Latin Americans suffered at least three dozen military coups d'etat from the 1960s through the end of the 20th century. They believed they had put that unsavory history behind them with a wave of democratically elected civilian governments, and for the most part they had, until Honduras returned to that bygone era this week with army tanks in the streets, the president ushered into exile at gunpoint -- in his pajamas -- and the Congress waving a phony resignation letter before naming a new president. This was a coup, and it must be reversed.
Before his ouster, President Manuel Zelaya was no democratic saint himself. He was doing battle with the other branches of government over his legally questionable efforts to eliminate presidential term limits. The Supreme Court and Congress declared a referendum on the subject unconstitutional, and the prosecutor's office and electoral tribunal had the ballots confiscated. When the army refused to organize the vote, Zelaya fired the commander of the armed forces.

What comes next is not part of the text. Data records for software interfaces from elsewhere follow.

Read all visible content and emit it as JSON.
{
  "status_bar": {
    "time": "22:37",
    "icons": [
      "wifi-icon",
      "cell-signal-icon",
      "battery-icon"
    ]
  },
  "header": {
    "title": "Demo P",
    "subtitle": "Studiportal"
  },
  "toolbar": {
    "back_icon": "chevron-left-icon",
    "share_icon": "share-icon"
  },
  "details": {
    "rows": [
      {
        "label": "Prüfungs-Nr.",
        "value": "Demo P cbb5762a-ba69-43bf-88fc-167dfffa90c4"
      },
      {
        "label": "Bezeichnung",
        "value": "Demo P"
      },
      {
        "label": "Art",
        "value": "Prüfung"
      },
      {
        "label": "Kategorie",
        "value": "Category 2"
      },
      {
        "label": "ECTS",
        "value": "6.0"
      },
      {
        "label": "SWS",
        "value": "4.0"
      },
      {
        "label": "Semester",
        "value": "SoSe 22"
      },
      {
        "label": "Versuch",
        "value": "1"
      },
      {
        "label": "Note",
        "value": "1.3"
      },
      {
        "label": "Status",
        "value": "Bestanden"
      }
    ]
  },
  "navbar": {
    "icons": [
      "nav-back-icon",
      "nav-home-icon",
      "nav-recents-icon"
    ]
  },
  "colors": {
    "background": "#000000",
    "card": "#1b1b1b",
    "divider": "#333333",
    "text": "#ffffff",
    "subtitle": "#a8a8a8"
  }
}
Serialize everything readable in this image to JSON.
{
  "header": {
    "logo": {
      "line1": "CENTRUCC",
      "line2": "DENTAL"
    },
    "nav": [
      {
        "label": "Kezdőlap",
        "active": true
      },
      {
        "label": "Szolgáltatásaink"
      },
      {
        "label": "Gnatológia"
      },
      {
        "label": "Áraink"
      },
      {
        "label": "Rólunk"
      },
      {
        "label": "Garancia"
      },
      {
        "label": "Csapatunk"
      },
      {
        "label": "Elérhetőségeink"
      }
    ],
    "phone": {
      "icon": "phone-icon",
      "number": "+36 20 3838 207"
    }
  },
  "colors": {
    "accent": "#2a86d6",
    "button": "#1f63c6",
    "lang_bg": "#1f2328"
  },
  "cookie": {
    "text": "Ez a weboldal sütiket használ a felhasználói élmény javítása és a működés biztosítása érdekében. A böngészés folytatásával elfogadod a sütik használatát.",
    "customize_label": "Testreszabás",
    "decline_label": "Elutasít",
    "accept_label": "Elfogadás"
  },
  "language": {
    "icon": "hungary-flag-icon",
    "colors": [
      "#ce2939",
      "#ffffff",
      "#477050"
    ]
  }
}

The Organization of American States demonstrated extraordinary unity in condemning the coup. That's not surprising, as the OAS includes many countries such as Chile, Argentina and Brazil that have overcome military dictatorships. The U.S., however, was initially more cautious. Instead of calling it a coup, Secretary of State Hillary Rodham Clinton referred to "the underlying problems that led to [Sunday's] events." Only on Monday did President Obama finally call those events by their name.